It’s not every day you see a lighthouse being moved but that’s just what was happening in Cape Jourimain, New Brunswick Wednesday.
Propped up on supports, the Cape Jourimain Lighthouse was preparing for a big move from its precarious perch at the edge of a cliff.
The cliff is eroding as a result of storms and weather, putting the fate of the more than 140-year-old lighthouse in danger.
“One of the concerns we have here on the island is that we’re losing about one to three feet of coastline every year, so it was looking like we only had about five or six years before it got to the foundation of the lighthouse,” Andrew MacKinnon of the Cape Jourimain Nature Centre said.
The move comes about a year after the lighthouse was officially recognized under the Lighthouse Heritage Protection Act and ownership was transferred to the Cape Jourimain Nature Centre.
After that, it was decided the lighthouse would be moved in from the perils of the weakening coastline to a new foundation, where it would safely sit for visitors to see for years to come.
“We do hope to do some future fund raising to try to do some restoration,” MacKinnon said.
“We’d like to start outside, where you have the shingles, we would like to replace the exterior to get it into a little bit more how it looked historically and then we would look at restoring the interior is well.”
Moving a lighthouse is no small feat — several people and heavy machinery are on hand to make sure everything goes smoothly but some of the techniques used are surprisingly simple.
“We use Ivory soap along the beams to make it slide easier,” said Mervil Rushton of Mervil Rushton Building Movers, the group handling the important task.
This is not the first time a lighthouse has been moved from an eroding cliff in the Maritimes.
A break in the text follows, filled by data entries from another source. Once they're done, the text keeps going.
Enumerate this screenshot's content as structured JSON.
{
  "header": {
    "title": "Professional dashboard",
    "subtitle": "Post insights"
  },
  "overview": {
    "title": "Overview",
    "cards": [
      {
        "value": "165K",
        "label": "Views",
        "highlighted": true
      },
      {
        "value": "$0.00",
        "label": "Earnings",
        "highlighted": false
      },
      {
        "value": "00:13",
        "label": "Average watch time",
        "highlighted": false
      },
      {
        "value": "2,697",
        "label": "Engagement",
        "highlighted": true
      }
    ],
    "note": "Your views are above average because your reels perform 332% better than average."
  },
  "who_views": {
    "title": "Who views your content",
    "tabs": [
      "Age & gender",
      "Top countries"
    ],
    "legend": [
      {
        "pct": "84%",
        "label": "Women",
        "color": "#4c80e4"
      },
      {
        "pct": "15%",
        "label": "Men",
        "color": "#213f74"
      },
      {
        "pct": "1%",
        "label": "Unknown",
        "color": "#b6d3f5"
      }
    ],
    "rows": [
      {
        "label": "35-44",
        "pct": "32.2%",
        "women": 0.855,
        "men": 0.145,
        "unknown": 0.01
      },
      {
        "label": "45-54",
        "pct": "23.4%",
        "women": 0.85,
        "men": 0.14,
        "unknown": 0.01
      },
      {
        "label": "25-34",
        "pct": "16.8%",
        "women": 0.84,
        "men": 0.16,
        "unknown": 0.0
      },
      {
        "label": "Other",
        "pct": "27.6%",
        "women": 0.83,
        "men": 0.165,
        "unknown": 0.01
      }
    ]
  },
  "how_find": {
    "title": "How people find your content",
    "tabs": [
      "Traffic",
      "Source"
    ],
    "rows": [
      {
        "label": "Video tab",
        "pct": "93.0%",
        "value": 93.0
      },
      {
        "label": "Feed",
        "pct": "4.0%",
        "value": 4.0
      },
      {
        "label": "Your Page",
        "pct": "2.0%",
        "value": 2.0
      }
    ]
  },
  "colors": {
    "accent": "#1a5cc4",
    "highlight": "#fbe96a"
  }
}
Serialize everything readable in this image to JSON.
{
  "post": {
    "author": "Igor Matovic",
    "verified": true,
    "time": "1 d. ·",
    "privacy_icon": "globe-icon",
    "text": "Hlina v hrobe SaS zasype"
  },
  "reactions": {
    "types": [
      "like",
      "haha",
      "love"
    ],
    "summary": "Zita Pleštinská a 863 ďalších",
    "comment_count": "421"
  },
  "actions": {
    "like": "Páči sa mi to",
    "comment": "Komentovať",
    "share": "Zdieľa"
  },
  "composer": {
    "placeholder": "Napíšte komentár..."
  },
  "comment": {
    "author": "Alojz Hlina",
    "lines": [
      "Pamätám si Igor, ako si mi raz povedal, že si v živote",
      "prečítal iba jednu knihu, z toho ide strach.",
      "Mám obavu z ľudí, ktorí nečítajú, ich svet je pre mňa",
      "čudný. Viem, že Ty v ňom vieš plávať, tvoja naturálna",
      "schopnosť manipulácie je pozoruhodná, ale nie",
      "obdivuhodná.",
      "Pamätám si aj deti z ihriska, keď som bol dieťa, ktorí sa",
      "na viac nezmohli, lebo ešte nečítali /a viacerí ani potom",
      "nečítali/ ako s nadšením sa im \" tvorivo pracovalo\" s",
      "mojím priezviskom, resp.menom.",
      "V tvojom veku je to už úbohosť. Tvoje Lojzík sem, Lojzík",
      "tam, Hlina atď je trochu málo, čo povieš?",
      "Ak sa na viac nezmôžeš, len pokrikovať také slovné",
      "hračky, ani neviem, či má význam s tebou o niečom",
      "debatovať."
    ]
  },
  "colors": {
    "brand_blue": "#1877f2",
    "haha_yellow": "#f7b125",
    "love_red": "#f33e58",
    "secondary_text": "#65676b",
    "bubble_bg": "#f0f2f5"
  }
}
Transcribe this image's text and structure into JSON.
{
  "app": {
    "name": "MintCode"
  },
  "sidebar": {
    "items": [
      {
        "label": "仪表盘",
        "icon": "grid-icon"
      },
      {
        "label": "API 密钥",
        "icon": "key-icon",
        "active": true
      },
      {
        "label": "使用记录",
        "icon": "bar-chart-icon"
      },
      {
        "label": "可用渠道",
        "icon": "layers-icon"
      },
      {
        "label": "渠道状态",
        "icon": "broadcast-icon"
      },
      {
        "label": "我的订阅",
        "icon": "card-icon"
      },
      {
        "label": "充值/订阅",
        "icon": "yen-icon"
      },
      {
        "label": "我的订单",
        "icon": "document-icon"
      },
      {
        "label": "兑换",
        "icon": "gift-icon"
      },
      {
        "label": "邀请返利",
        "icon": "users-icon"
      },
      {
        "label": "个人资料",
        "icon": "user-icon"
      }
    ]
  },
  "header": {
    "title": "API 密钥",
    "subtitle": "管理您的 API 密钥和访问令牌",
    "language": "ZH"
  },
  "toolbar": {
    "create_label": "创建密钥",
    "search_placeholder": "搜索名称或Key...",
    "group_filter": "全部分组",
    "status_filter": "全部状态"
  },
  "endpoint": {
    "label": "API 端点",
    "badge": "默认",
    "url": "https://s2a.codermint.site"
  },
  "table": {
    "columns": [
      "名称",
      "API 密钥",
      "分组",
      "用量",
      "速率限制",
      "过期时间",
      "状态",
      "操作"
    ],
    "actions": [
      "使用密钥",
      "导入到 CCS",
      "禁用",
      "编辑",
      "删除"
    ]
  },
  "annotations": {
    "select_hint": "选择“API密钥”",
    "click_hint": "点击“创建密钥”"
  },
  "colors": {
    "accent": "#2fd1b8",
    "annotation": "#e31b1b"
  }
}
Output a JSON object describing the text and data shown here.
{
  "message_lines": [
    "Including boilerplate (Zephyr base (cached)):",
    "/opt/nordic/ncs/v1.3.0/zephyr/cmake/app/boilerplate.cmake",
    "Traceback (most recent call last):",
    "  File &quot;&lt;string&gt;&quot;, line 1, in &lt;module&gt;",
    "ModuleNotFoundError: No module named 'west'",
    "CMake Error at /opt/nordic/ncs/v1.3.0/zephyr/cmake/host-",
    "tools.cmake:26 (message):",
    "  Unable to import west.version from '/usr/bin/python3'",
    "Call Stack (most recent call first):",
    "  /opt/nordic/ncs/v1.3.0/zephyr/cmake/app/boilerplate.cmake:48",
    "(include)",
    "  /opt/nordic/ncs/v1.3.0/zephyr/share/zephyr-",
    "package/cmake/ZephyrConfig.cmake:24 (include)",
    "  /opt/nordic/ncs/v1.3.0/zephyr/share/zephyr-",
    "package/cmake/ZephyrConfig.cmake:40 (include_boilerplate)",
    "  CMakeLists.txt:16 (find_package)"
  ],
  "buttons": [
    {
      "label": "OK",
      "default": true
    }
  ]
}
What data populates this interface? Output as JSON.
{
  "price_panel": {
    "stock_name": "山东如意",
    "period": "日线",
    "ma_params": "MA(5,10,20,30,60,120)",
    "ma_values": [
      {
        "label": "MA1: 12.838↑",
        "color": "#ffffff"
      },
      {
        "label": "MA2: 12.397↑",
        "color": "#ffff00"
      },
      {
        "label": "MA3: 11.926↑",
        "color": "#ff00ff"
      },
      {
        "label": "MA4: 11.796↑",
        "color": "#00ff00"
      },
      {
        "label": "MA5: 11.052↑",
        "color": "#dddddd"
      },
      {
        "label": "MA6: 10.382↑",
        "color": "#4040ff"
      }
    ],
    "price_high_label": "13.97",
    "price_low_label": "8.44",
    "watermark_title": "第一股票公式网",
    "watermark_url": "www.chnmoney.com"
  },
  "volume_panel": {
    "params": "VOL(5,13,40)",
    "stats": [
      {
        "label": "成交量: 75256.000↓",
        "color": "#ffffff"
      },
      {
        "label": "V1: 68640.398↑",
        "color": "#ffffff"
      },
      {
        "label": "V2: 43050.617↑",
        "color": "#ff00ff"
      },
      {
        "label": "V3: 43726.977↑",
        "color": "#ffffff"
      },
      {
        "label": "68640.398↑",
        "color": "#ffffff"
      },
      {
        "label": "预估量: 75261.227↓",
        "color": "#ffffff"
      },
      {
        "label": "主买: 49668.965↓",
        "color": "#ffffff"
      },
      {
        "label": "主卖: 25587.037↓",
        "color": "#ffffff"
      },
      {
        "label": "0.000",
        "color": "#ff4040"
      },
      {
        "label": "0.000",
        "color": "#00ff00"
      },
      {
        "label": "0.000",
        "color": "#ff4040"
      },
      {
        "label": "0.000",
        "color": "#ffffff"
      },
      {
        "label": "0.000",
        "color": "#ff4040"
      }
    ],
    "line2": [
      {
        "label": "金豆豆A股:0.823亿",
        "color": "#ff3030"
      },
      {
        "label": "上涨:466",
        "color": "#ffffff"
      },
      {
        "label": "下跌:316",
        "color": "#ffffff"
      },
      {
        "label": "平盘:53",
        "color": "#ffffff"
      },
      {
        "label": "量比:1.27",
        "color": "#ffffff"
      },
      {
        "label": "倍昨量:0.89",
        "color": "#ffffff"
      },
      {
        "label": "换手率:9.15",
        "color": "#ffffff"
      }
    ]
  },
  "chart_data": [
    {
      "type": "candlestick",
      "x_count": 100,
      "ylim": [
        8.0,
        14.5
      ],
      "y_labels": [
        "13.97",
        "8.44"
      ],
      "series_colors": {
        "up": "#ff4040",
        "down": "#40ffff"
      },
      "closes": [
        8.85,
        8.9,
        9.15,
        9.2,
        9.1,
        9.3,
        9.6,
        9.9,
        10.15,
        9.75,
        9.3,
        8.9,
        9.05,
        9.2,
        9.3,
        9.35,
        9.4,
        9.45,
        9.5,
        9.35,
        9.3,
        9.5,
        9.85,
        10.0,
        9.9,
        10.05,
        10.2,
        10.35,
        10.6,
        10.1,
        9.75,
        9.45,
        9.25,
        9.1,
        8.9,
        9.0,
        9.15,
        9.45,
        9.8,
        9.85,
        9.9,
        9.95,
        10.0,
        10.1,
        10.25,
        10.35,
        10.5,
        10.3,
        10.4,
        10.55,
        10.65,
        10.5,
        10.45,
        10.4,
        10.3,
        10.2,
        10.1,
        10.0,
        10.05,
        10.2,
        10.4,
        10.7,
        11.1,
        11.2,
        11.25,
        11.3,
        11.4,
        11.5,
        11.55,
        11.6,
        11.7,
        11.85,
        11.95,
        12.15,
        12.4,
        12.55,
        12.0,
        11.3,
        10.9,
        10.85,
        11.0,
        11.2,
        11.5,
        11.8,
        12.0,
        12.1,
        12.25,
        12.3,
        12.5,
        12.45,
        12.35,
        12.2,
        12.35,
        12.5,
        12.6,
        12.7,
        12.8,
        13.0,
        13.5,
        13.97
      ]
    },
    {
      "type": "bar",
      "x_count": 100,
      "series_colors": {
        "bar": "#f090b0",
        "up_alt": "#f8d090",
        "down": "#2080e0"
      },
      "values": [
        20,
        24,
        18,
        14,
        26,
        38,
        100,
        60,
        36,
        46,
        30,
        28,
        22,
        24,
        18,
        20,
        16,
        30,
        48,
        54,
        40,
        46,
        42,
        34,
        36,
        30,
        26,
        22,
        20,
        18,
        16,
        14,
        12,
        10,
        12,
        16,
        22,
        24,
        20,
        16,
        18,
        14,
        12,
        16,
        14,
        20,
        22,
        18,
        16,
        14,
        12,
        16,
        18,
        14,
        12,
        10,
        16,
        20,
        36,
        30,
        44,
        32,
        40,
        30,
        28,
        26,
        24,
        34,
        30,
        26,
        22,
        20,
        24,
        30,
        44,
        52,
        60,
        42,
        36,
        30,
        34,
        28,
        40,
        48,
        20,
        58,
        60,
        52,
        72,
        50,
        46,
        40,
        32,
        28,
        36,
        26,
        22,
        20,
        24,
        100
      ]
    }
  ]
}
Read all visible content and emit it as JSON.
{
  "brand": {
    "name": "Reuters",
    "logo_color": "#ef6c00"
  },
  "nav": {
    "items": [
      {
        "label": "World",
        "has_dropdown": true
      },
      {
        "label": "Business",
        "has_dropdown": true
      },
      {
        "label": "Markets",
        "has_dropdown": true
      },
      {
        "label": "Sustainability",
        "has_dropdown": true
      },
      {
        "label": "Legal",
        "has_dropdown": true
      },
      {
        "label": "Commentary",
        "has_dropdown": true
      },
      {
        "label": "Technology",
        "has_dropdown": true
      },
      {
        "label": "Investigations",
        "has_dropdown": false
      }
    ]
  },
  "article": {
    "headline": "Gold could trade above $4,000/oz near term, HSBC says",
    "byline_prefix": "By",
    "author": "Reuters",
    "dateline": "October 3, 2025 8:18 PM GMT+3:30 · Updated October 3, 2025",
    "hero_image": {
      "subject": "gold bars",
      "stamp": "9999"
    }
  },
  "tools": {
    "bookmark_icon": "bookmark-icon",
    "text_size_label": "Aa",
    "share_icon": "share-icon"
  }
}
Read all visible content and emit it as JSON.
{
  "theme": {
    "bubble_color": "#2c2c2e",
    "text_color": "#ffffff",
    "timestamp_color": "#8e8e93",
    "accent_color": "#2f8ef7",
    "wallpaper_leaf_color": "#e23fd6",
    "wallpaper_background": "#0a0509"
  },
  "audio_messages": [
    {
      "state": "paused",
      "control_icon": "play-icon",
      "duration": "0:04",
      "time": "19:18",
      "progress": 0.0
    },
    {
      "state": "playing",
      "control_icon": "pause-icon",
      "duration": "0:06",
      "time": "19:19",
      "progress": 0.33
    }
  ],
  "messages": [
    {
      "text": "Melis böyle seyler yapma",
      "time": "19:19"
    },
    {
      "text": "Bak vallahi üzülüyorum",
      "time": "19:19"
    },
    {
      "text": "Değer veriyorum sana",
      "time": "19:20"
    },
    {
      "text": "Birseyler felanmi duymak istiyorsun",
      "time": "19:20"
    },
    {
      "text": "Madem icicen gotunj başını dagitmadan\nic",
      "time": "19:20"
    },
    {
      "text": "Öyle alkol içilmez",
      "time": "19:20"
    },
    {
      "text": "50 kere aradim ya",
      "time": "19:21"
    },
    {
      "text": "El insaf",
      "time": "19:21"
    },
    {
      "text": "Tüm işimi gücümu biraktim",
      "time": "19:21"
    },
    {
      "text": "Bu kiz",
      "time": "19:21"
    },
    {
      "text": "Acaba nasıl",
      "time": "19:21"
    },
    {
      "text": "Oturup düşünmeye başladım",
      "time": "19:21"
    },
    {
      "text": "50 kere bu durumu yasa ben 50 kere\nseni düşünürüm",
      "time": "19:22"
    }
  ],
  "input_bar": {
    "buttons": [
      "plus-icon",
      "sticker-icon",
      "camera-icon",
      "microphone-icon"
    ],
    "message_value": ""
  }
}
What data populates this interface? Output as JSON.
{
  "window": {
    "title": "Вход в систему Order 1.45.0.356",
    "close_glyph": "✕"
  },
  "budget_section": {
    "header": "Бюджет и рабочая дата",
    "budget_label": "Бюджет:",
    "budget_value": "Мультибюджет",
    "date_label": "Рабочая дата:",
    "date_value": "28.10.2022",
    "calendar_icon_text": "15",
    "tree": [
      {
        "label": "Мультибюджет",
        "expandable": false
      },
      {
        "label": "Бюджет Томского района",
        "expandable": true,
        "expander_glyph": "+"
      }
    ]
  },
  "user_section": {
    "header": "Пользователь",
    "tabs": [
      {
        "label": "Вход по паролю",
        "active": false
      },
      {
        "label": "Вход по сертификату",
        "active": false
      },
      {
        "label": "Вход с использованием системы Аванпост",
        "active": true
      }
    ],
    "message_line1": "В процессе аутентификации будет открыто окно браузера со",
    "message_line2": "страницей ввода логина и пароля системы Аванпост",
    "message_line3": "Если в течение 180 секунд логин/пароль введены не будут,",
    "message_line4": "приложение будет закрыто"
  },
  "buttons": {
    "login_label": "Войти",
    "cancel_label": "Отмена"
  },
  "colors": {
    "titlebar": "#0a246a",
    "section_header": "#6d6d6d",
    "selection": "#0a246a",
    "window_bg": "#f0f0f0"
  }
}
In November, 2015, crews moved the Gabarus Lighthouse from the edge of a cliff in Cape Breton.